    For the next few days, I hope to sleep in late, too, although for me “late” means 7 a.m. That’s probably a function of age, or perhaps it’s just a sign that, yes, I am indeed turning into my mother. And Mom, if you’re reading this, there’s no one else I would rather turn into. Really~ xoxoxo

    But before I pick up Mateo from kindergarten and vacation officially begins, I’m posting links to a few interesting articles. This story from NPR’s All Things Considered, Fewer Russian Adoptions Since Mom Sent Son Back, follows up last year’s story of Torry Hansen, the nurse from Tennessee who

     ”put the international adoption world into an uproar when she sent her newly adopted 7-year-old back to Moscow on a one-way trip. Fearful of her son, Torry Hansen said she put him on a plane because he threatened to burn down the house and had psychological issues.”

    I think the international adoption world’s reaction to the article indicates how atypical Hansen’s behavior was. Clearly she had reached a point where she could no longer cope. My hope is that Hansen’s action may lead to increased counseling and assistance for adoptive parents– before, during, and especially after the adoption process. The February 2011 Good Housekeeping article by Melissa Fay Greene on the effects of long-term foster or institutional care on relinquished or abandoned children is a step in the right direction. For anyone specifically interested in adoption from Russia, the NPR article includes links to past NPR coverage of the subject.

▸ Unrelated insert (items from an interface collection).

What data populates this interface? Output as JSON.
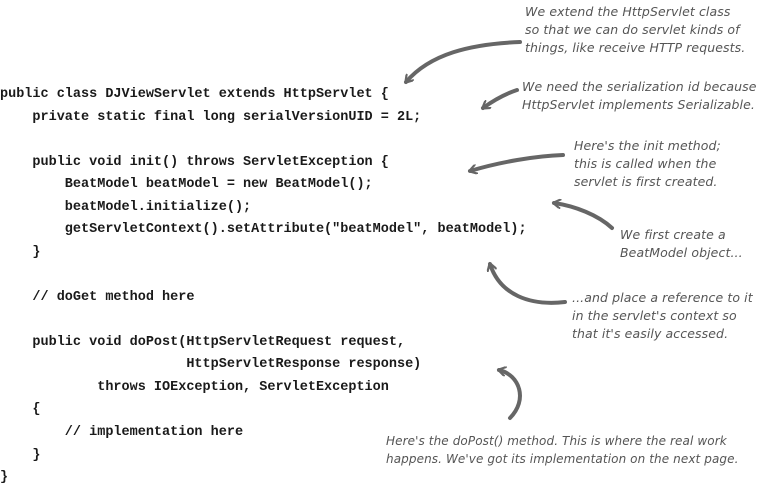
{
  "code": {
    "lines": [
      "public class DJViewServlet extends HttpServlet {",
      "    private static final long serialVersionUID = 2L;",
      "",
      "    public void init() throws ServletException {",
      "        BeatModel beatModel = new BeatModel();",
      "        beatModel.initialize();",
      "        getServletContext().setAttribute(\"beatModel\", beatModel);",
      "    }",
      "",
      "    // doGet method here",
      "",
      "    public void doPost(HttpServletRequest request,",
      "                       HttpServletResponse response)",
      "            throws IOException, ServletException",
      "    {",
      "        // implementation here",
      "    }",
      "}"
    ]
  },
  "annotations": {
    "extend": [
      "We extend the HttpServlet class",
      "so that we can do servlet kinds of",
      "things, like receive HTTP requests."
    ],
    "serial": [
      "We need the serialization id because",
      "HttpServlet implements Serializable."
    ],
    "init": [
      "Here's the init method;",
      "this is called when the",
      "servlet is first created."
    ],
    "beatmodel": [
      "We first create a",
      "BeatModel object..."
    ],
    "context": [
      "...and place a reference to it",
      "in the servlet's context so",
      "that it's easily accessed."
    ],
    "dopost": [
      "Here's the doPost() method. This is where the real work",
      "happens. We've got its implementation on the next page."
    ]
  },
  "colors": {
    "code": "#1a1a1a",
    "annotation": "#555555",
    "arrow": "#666666"
  }
}
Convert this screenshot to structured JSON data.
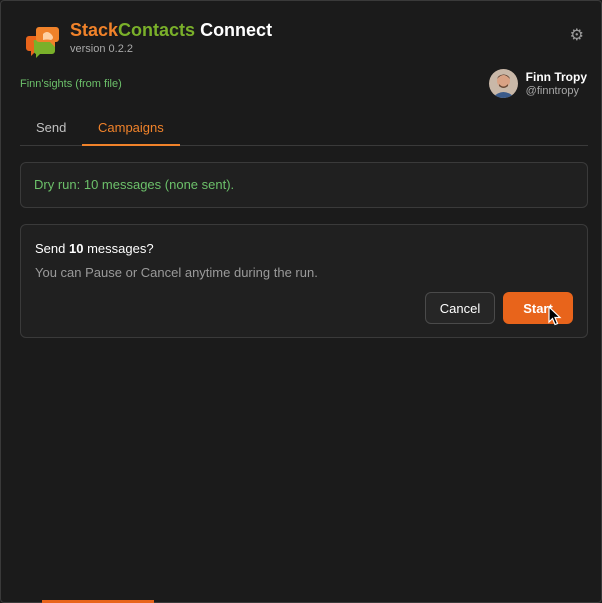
{
  "app": {
    "title_part1": "Stack",
    "title_part2": "Contacts",
    "title_part3": " Connect",
    "version": "version 0.2.2"
  },
  "source_label": "Finn'sights (from file)",
  "user": {
    "name": "Finn Tropy",
    "handle": "@finntropy"
  },
  "tabs": [
    {
      "label": "Send",
      "active": false
    },
    {
      "label": "Campaigns",
      "active": true
    }
  ],
  "dry_run": {
    "text": "Dry run: 10 messages (none sent)."
  },
  "confirm": {
    "title_prefix": "Send ",
    "count": "10",
    "title_suffix": " messages?",
    "subtitle": "You can Pause or Cancel anytime during the run.",
    "cancel_label": "Cancel",
    "start_label": "Start"
  },
  "colors": {
    "accent_orange": "#f0822a",
    "accent_green": "#7ab02a",
    "success_text": "#6cc06a",
    "primary_button": "#e8641b"
  },
  "icons": {
    "logo": "chat-bubbles-logo",
    "settings": "gear-icon",
    "pointer": "mouse-pointer-icon"
  }
}
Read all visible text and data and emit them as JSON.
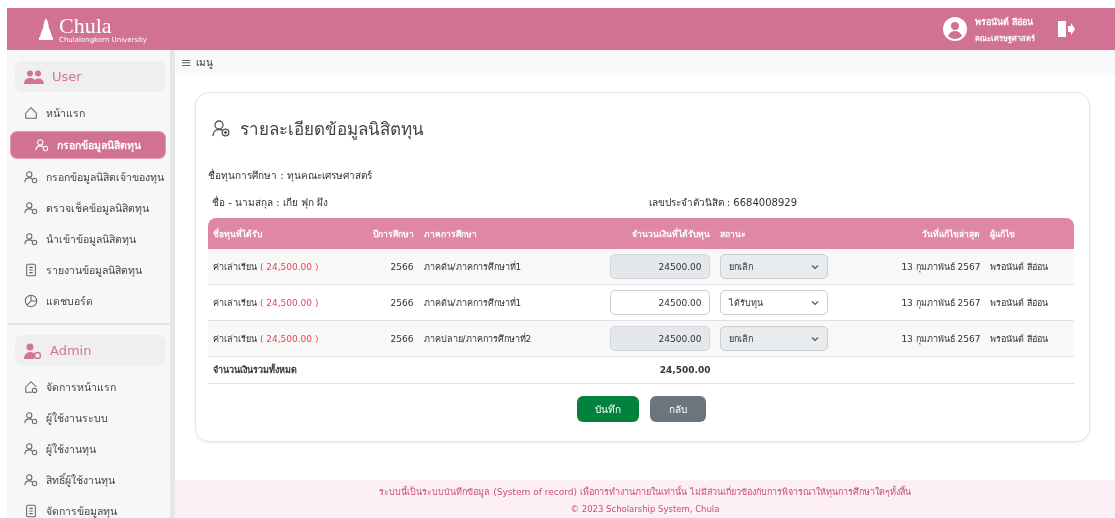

    Also interesting is this article by Kara Andrade in the spring/summer edition of ReVista: Harvard Review of Latin America, Citizen Media: Mobile Democracy, about the ways cell phone use is transforming Guatemala. Cell phone use has allowed us to maintain contact with our daughter’s birth family in a remote area of the country, one small example of the way access to a “larger world” –a nearby village, the capital city, or the United States–is expanding the experiences of many Guatemalans.

    Finally, People magazine reports that Mariska Hargitay and her husband have adopted a baby girl, Amaya Josephine, born in the United States. Wonderful news!

    Spring Break is off to a great start.